Jimmy Engineer – Pakistan’s untiring crusader of the oppressed


KARACHI – Jimmy Engineer was born in 1954 in Loralai in a Parsi family. He grew up to break all barriers of caste and creed, and truly define multi-ethnicity through his art and altruism. He spent three years at the National College of Arts in Lahore, expanding his creative prowess. In 1976, he turned into a professional painter, but his achievements went beyond his creativity when he discovered a deep love for all human beings, especially for the downtrodden. His art pieces soon became expressions of truth, and his images began to speak of his compassion for the people with whom he comes into contact. Although he is an artist by profession, his life has revolved around supporting troubled individuals as well as social work institutions.
His artistic performance has been acclaimed internationally, particularly his series on canvas that depicts the Muslim toil in the wake of Pakistan’s independence. The minute details, the layered imagery and the fine lines illustrating the transition of humans into tragic victims equal the skill applied by the great masters. He is widely known as Pakistan’s untiring crusader of the oppressed, disabled, mentally handicapped and impoverished. He has the ability to communicate with people from all walks of life. He holds a special standing among Pakistan’s philanthropists as he has undertaken long, arduous journeys on foot to create awareness for many human rights issues.
As for his paintings, he has mastered many mediums, from realism to calligraphy. He has explored and introduced numerous textures in his works, and the amazing versatility is more than evident in his creations. His collection includes iniatures and self-portraits, many of which are in private collections in Italy, France, Switzerland, Russia, India, China, England, and the USA, validating his status as an international artist. However, for him, Pakistan is the only identity he wishes for as he continues to work towards merging all cultures for the common good of his soil. Though he already has over 2,000 paintings and more than 1,000 calligraphies to his name, besides the 20,000 or so prints in private collections, selling his work is not why he paints.
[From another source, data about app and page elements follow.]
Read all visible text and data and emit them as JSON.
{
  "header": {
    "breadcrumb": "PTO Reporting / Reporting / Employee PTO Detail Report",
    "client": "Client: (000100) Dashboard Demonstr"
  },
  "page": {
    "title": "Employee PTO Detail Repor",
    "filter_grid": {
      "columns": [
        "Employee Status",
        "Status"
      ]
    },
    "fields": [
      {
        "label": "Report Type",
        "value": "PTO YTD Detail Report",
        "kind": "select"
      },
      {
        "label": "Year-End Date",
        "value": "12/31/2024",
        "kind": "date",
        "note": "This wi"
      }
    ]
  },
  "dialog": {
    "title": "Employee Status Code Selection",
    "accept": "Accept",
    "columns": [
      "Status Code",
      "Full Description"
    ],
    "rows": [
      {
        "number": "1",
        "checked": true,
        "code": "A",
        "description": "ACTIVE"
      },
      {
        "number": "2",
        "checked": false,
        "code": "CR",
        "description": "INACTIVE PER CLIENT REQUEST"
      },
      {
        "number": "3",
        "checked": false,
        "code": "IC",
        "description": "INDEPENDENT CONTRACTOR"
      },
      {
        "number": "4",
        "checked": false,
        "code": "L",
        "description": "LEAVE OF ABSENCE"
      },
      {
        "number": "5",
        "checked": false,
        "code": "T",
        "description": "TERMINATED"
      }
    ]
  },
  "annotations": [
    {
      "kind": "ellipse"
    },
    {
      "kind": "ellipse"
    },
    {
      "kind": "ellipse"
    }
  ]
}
Just like his art, he simply aspires to spread his love for the people wherever he goes, and is ceaselessly pursuing the course of charity as his heart is sold to humanity for the rest of his life. Photos courtesy Jimmy Engineer